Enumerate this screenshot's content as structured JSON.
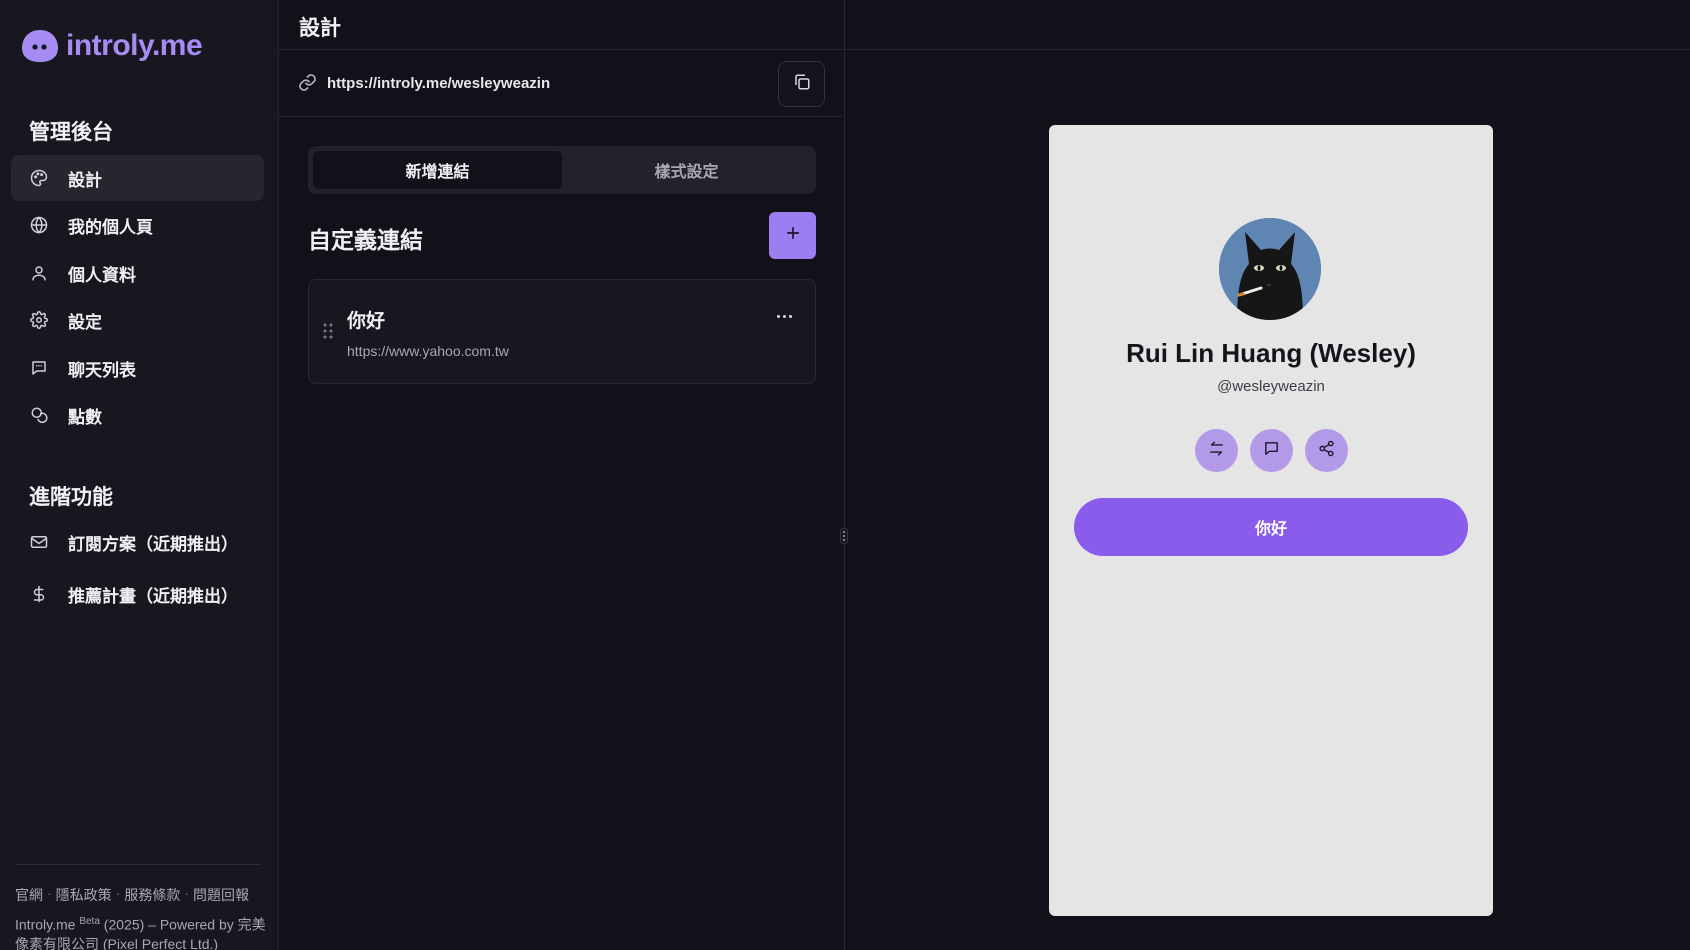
{
  "brand": {
    "logo_text": "introly.me",
    "accent": "#a68cf2"
  },
  "sidebar": {
    "admin_title": "管理後台",
    "items": [
      {
        "label": "設計",
        "icon": "palette-icon",
        "active": true
      },
      {
        "label": "我的個人頁",
        "icon": "globe-icon"
      },
      {
        "label": "個人資料",
        "icon": "user-icon"
      },
      {
        "label": "設定",
        "icon": "gear-icon"
      },
      {
        "label": "聊天列表",
        "icon": "chat-icon"
      },
      {
        "label": "點數",
        "icon": "coins-icon"
      }
    ],
    "advanced_title": "進階功能",
    "advanced_items": [
      {
        "label": "訂閱方案（近期推出）",
        "icon": "mail-icon"
      },
      {
        "label": "推薦計畫（近期推出）",
        "icon": "dollar-icon"
      }
    ],
    "footer": {
      "links": [
        "官網",
        "隱私政策",
        "服務條款",
        "問題回報"
      ],
      "separator": "·",
      "copyright_brand": "Introly.me",
      "copyright_badge": "Beta",
      "copyright_rest": "(2025) – Powered by 完美像素有限公司 (Pixel Perfect Ltd.)"
    }
  },
  "header": {
    "title": "設計"
  },
  "editor": {
    "profile_url": "https://introly.me/wesleyweazin",
    "tabs": [
      {
        "label": "新增連結",
        "active": true
      },
      {
        "label": "樣式設定",
        "active": false
      }
    ],
    "custom_links_title": "自定義連結",
    "links": [
      {
        "title": "你好",
        "url": "https://www.yahoo.com.tw"
      }
    ]
  },
  "preview": {
    "name": "Rui Lin Huang (Wesley)",
    "handle": "@wesleyweazin",
    "actions": [
      "swap-icon",
      "message-icon",
      "share-icon"
    ],
    "link_button_label": "你好",
    "button_color": "#8a5ceb",
    "card_background": "#e5e5e6"
  }
}
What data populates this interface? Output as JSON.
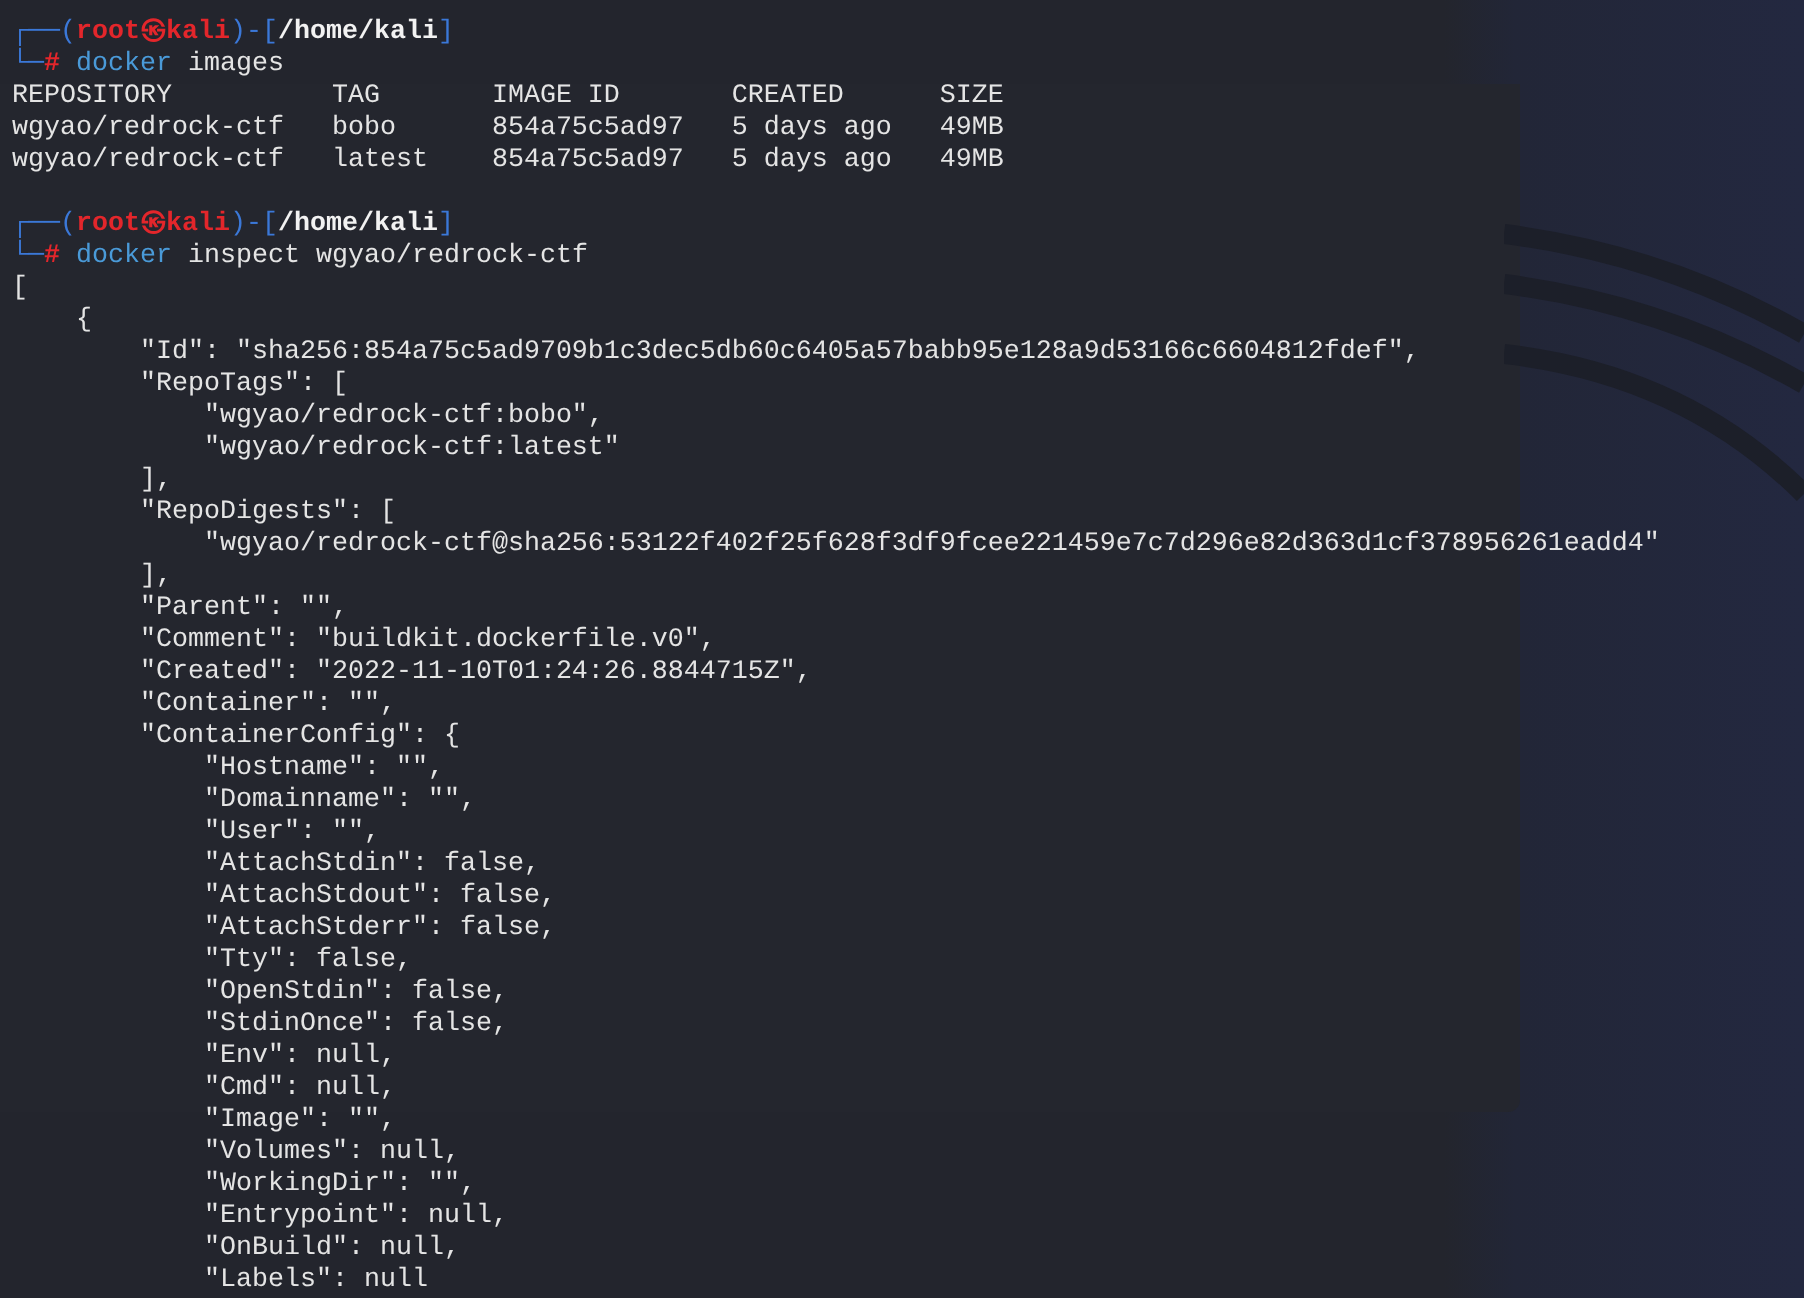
{
  "terminal": {
    "blocks": [
      {
        "kind": "prompt",
        "line1": [
          {
            "kind": "frame",
            "text": "┌──("
          },
          {
            "kind": "user",
            "text": "root㉿kali"
          },
          {
            "kind": "frame",
            "text": ")-["
          },
          {
            "kind": "path",
            "text": "/home/kali"
          },
          {
            "kind": "frame",
            "text": "]"
          }
        ],
        "line2": [
          {
            "kind": "frame",
            "text": "└─"
          },
          {
            "kind": "hash",
            "text": "#"
          },
          {
            "kind": "command",
            "text": " docker"
          },
          {
            "kind": "plain",
            "text": " images"
          }
        ]
      },
      {
        "kind": "output",
        "lines": [
          "REPOSITORY          TAG       IMAGE ID       CREATED      SIZE",
          "wgyao/redrock-ctf   bobo      854a75c5ad97   5 days ago   49MB",
          "wgyao/redrock-ctf   latest    854a75c5ad97   5 days ago   49MB"
        ]
      },
      {
        "kind": "prompt",
        "line1": [
          {
            "kind": "frame",
            "text": "┌──("
          },
          {
            "kind": "user",
            "text": "root㉿kali"
          },
          {
            "kind": "frame",
            "text": ")-["
          },
          {
            "kind": "path",
            "text": "/home/kali"
          },
          {
            "kind": "frame",
            "text": "]"
          }
        ],
        "line2": [
          {
            "kind": "frame",
            "text": "└─"
          },
          {
            "kind": "hash",
            "text": "#"
          },
          {
            "kind": "command",
            "text": " docker"
          },
          {
            "kind": "plain",
            "text": " inspect wgyao/redrock-ctf"
          }
        ]
      },
      {
        "kind": "output",
        "lines": [
          "[",
          "    {",
          "        \"Id\": \"sha256:854a75c5ad9709b1c3dec5db60c6405a57babb95e128a9d53166c6604812fdef\",",
          "        \"RepoTags\": [",
          "            \"wgyao/redrock-ctf:bobo\",",
          "            \"wgyao/redrock-ctf:latest\"",
          "        ],",
          "        \"RepoDigests\": [",
          "            \"wgyao/redrock-ctf@sha256:53122f402f25f628f3df9fcee221459e7c7d296e82d363d1cf378956261eadd4\"",
          "        ],",
          "        \"Parent\": \"\",",
          "        \"Comment\": \"buildkit.dockerfile.v0\",",
          "        \"Created\": \"2022-11-10T01:24:26.8844715Z\",",
          "        \"Container\": \"\",",
          "        \"ContainerConfig\": {",
          "            \"Hostname\": \"\",",
          "            \"Domainname\": \"\",",
          "            \"User\": \"\",",
          "            \"AttachStdin\": false,",
          "            \"AttachStdout\": false,",
          "            \"AttachStderr\": false,",
          "            \"Tty\": false,",
          "            \"OpenStdin\": false,",
          "            \"StdinOnce\": false,",
          "            \"Env\": null,",
          "            \"Cmd\": null,",
          "            \"Image\": \"\",",
          "            \"Volumes\": null,",
          "            \"WorkingDir\": \"\",",
          "            \"Entrypoint\": null,",
          "            \"OnBuild\": null,",
          "            \"Labels\": null"
        ]
      }
    ]
  }
}
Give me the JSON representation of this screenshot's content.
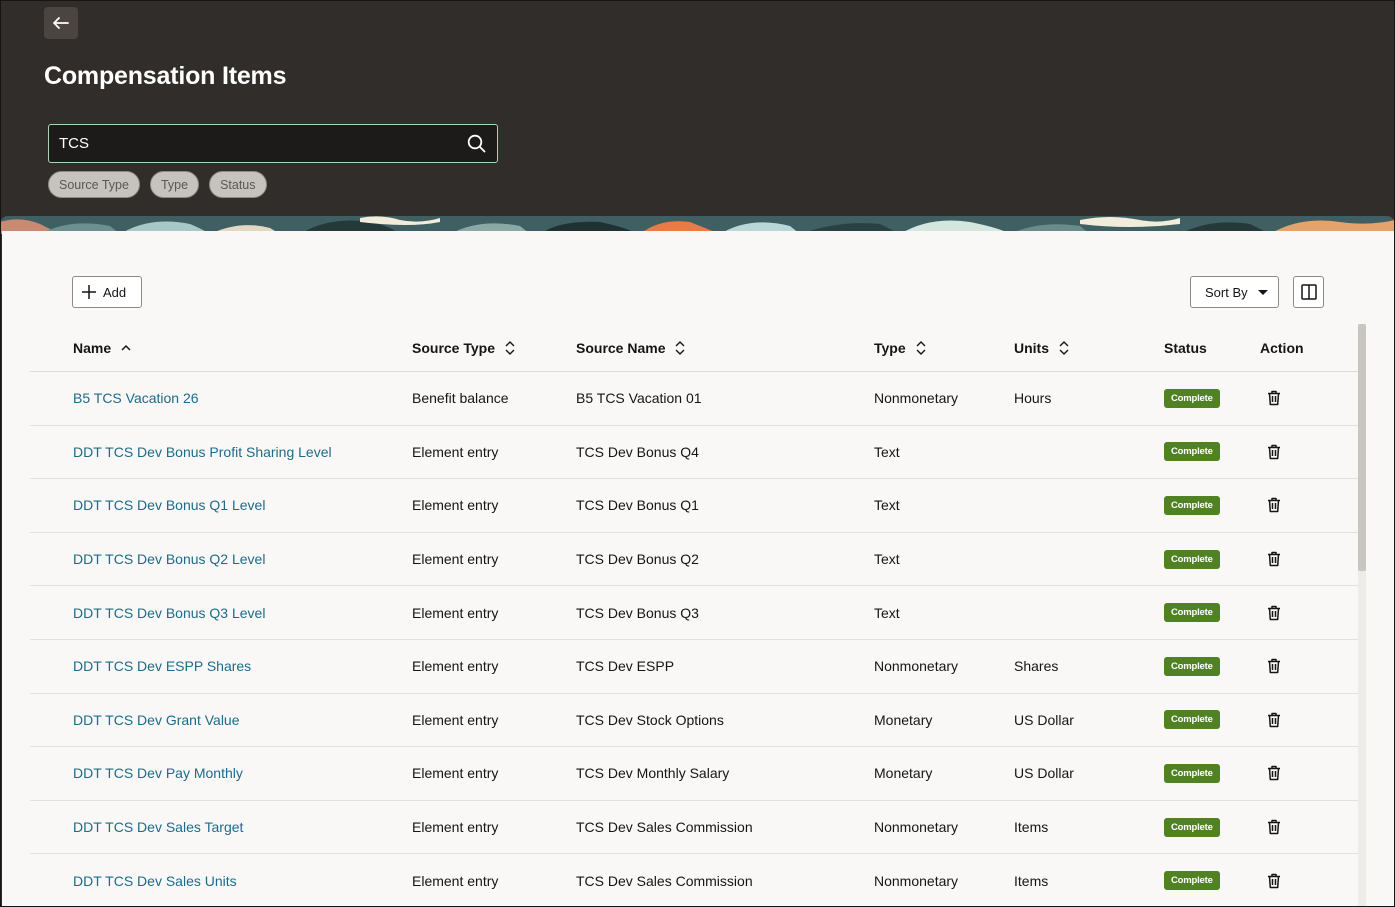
{
  "header": {
    "title": "Compensation Items",
    "search_value": "TCS",
    "filters": [
      "Source Type",
      "Type",
      "Status"
    ]
  },
  "toolbar": {
    "add_label": "Add",
    "sort_label": "Sort By"
  },
  "table": {
    "columns": {
      "name": "Name",
      "source_type": "Source Type",
      "source_name": "Source Name",
      "type": "Type",
      "units": "Units",
      "status": "Status",
      "action": "Action"
    },
    "rows": [
      {
        "name": "B5 TCS Vacation 26",
        "source_type": "Benefit balance",
        "source_name": "B5 TCS Vacation 01",
        "type": "Nonmonetary",
        "units": "Hours",
        "status": "Complete"
      },
      {
        "name": "DDT TCS Dev Bonus Profit Sharing Level",
        "source_type": "Element entry",
        "source_name": "TCS Dev Bonus Q4",
        "type": "Text",
        "units": "",
        "status": "Complete"
      },
      {
        "name": "DDT TCS Dev Bonus Q1 Level",
        "source_type": "Element entry",
        "source_name": "TCS Dev Bonus Q1",
        "type": "Text",
        "units": "",
        "status": "Complete"
      },
      {
        "name": "DDT TCS Dev Bonus Q2 Level",
        "source_type": "Element entry",
        "source_name": "TCS Dev Bonus Q2",
        "type": "Text",
        "units": "",
        "status": "Complete"
      },
      {
        "name": "DDT TCS Dev Bonus Q3 Level",
        "source_type": "Element entry",
        "source_name": "TCS Dev Bonus Q3",
        "type": "Text",
        "units": "",
        "status": "Complete"
      },
      {
        "name": "DDT TCS Dev ESPP Shares",
        "source_type": "Element entry",
        "source_name": "TCS Dev ESPP",
        "type": "Nonmonetary",
        "units": "Shares",
        "status": "Complete"
      },
      {
        "name": "DDT TCS Dev Grant Value",
        "source_type": "Element entry",
        "source_name": "TCS Dev Stock Options",
        "type": "Monetary",
        "units": "US Dollar",
        "status": "Complete"
      },
      {
        "name": "DDT TCS Dev Pay Monthly",
        "source_type": "Element entry",
        "source_name": "TCS Dev Monthly Salary",
        "type": "Monetary",
        "units": "US Dollar",
        "status": "Complete"
      },
      {
        "name": "DDT TCS Dev Sales Target",
        "source_type": "Element entry",
        "source_name": "TCS Dev Sales Commission",
        "type": "Nonmonetary",
        "units": "Items",
        "status": "Complete"
      },
      {
        "name": "DDT TCS Dev Sales Units",
        "source_type": "Element entry",
        "source_name": "TCS Dev Sales Commission",
        "type": "Nonmonetary",
        "units": "Items",
        "status": "Complete"
      }
    ]
  },
  "colors": {
    "header_bg": "#312d2a",
    "link": "#1d6b8a",
    "status_complete": "#508223",
    "panel_bg": "#f9f8f6"
  },
  "icons": [
    "back-arrow-icon",
    "search-icon",
    "plus-icon",
    "caret-down-icon",
    "columns-icon",
    "sort-ascending-icon",
    "sort-toggle-icon",
    "trash-icon"
  ]
}
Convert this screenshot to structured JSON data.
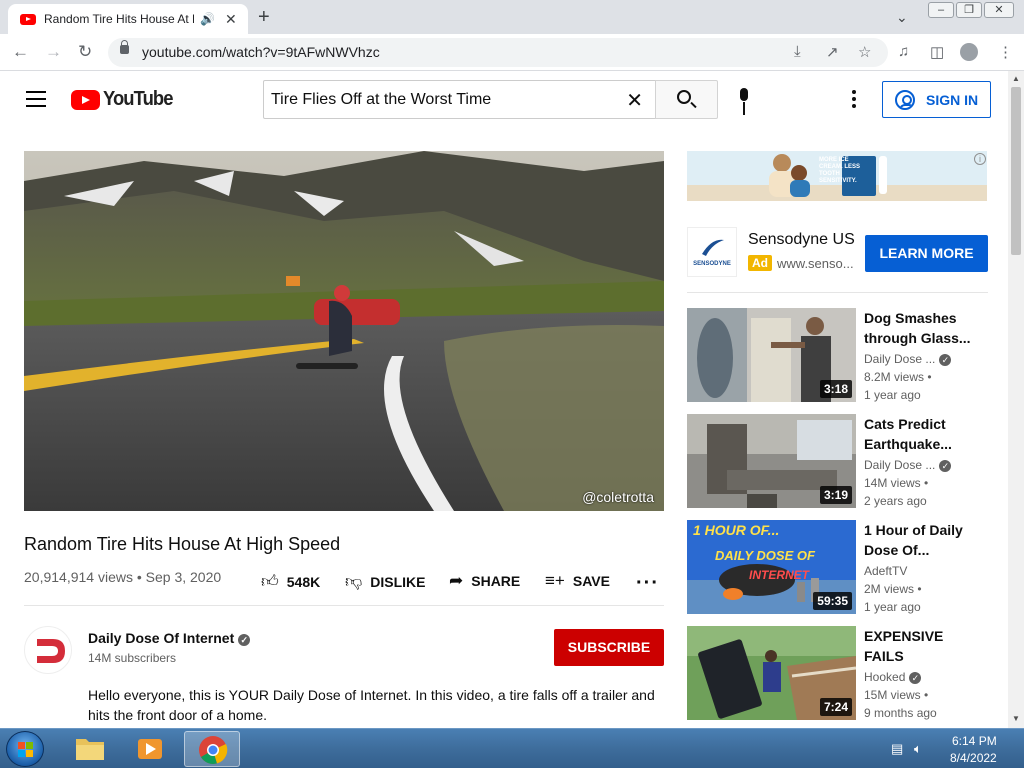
{
  "browser": {
    "tab_title": "Random Tire Hits House At High Speed - YouTube",
    "url": "youtube.com/watch?v=9tAFwNWVhzc"
  },
  "header": {
    "logo_text": "YouTube",
    "search_value": "Tire Flies Off at the Worst Time",
    "signin_label": "SIGN IN"
  },
  "video": {
    "title": "Random Tire Hits House At High Speed",
    "meta": "20,914,914 views • Sep 3, 2020",
    "watermark": "@coletrotta",
    "likes": "548K",
    "dislike_label": "DISLIKE",
    "share_label": "SHARE",
    "save_label": "SAVE"
  },
  "channel": {
    "name": "Daily Dose Of Internet",
    "subscribers": "14M subscribers",
    "subscribe_label": "SUBSCRIBE",
    "description": "Hello everyone, this is YOUR Daily Dose of Internet. In this video, a tire falls off a trailer and hits the front door of a home."
  },
  "ad": {
    "banner_text": "MORE ICE CREAM. LESS TOOTH SENSITIVITY.",
    "advertiser": "Sensodyne US",
    "badge": "Ad",
    "url": "www.senso...",
    "logo_text": "SENSODYNE",
    "cta": "LEARN MORE"
  },
  "recommendations": [
    {
      "title": "Dog Smashes through Glass...",
      "channel": "Daily Dose ...",
      "views": "8.2M views •",
      "age": "1 year ago",
      "duration": "3:18",
      "verified": true
    },
    {
      "title": "Cats Predict Earthquake...",
      "channel": "Daily Dose ...",
      "views": "14M views •",
      "age": "2 years ago",
      "duration": "3:19",
      "verified": true
    },
    {
      "title": "1 Hour of Daily Dose Of...",
      "channel": "AdeftTV",
      "views": "2M views •",
      "age": "1 year ago",
      "duration": "59:35",
      "verified": false,
      "thumb_text_1": "1 HOUR OF...",
      "thumb_text_2": "DAILY DOSE OF",
      "thumb_text_3": "INTERNET"
    },
    {
      "title": "EXPENSIVE FAILS",
      "channel": "Hooked",
      "views": "15M views •",
      "age": "9 months ago",
      "duration": "7:24",
      "verified": true
    }
  ],
  "taskbar": {
    "time": "6:14 PM",
    "date": "8/4/2022"
  },
  "colors": {
    "youtube_red": "#ff0000",
    "subscribe_red": "#cc0000",
    "link_blue": "#065fd4",
    "ad_yellow": "#f2b600"
  }
}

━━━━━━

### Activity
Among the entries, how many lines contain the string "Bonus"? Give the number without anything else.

### Completed exercise
8